Discrimination and harassment have been daily features of Coptic life for years. In February 2007, rumors that a Coptic Christian man was having an affair with a Muslim woman – a violation of Islamic law – led to a rampage that resulted in the destruction of several Christian-owned shops in southern Egypt. A similar rumor induced Muslims to torch Christian homes in southern Egypt in November 2010. And besides physical attacks, Christians have been restricted from speaking freely. In August 2007, two Coptic rights activists were arrested for “publishing articles and declarations that are damaging to Islam and insulting to Prophet Mohammed on the United Copts web site.”

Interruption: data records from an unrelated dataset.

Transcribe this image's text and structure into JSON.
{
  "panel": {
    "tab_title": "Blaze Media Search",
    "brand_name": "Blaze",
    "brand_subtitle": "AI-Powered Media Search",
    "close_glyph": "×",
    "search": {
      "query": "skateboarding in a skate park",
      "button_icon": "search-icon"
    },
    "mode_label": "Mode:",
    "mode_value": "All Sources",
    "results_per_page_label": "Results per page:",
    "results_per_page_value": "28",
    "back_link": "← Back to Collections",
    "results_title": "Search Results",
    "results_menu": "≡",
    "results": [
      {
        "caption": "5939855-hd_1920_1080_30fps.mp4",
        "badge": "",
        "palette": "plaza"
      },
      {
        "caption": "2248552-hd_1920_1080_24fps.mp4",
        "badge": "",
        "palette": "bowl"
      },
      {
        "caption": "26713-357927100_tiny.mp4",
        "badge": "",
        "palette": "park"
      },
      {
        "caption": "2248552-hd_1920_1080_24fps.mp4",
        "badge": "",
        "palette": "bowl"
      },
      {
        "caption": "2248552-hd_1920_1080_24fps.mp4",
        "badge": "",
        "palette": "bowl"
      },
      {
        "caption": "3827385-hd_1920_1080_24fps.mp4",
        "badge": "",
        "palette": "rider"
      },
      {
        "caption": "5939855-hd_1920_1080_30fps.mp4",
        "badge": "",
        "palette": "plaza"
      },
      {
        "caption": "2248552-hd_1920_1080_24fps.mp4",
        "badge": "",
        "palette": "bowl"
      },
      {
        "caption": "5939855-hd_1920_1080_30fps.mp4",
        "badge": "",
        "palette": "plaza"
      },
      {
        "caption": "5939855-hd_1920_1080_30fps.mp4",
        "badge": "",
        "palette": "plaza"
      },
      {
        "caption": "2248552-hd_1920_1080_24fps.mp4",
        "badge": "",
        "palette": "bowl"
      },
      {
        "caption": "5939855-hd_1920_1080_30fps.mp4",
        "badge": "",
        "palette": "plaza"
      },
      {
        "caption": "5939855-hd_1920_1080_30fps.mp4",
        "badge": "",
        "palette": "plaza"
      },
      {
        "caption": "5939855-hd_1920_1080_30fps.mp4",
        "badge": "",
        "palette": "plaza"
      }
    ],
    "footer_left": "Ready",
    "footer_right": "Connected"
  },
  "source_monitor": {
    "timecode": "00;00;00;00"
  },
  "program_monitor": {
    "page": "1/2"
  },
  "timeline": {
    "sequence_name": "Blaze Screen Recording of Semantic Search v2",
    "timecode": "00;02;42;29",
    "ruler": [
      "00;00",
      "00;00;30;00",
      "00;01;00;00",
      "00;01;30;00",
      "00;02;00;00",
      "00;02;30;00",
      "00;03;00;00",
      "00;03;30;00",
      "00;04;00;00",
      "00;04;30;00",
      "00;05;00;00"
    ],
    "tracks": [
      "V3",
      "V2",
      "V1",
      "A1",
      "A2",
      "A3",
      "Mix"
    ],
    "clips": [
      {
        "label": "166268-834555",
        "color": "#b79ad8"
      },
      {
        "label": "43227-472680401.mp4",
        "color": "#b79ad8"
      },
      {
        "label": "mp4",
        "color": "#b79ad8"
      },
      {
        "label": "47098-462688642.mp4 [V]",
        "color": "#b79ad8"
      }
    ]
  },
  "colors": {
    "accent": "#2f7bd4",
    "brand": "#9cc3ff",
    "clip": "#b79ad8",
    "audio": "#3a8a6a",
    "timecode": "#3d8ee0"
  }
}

Authorities have even asserted that restriction on speech outside Egypt itself, in connection with people discussing the plight of the Copts. When Pope Benedict XVI spoke out in January 2011 against the persecution of Christians in Egypt and elsewhere in the Middle East, Al-Azhar University in Cairo, the world’s most prestigious Sunni Muslim institution, reacted angrily, breaking off dialogue with the Vatican and accusing the Pope of interference in internal Egyptian affairs. In a statement, Al-Azhar denounced the pontiff’s “repeated negative references to Islam and his claims that Muslims persecute those living among them in the Middle East.” This was not the first time Al-Azhar had moved against those who decried the persecution of Christians in Egypt rather than against the persecutors: just weeks before taking issue with the Pope’s statements, Al-Azhar demanded that Copts repudiate a U.S. report on Coptic persecution. The Mubarak government of Egypt, meanwhile, recalled its ambassador to the Vatican.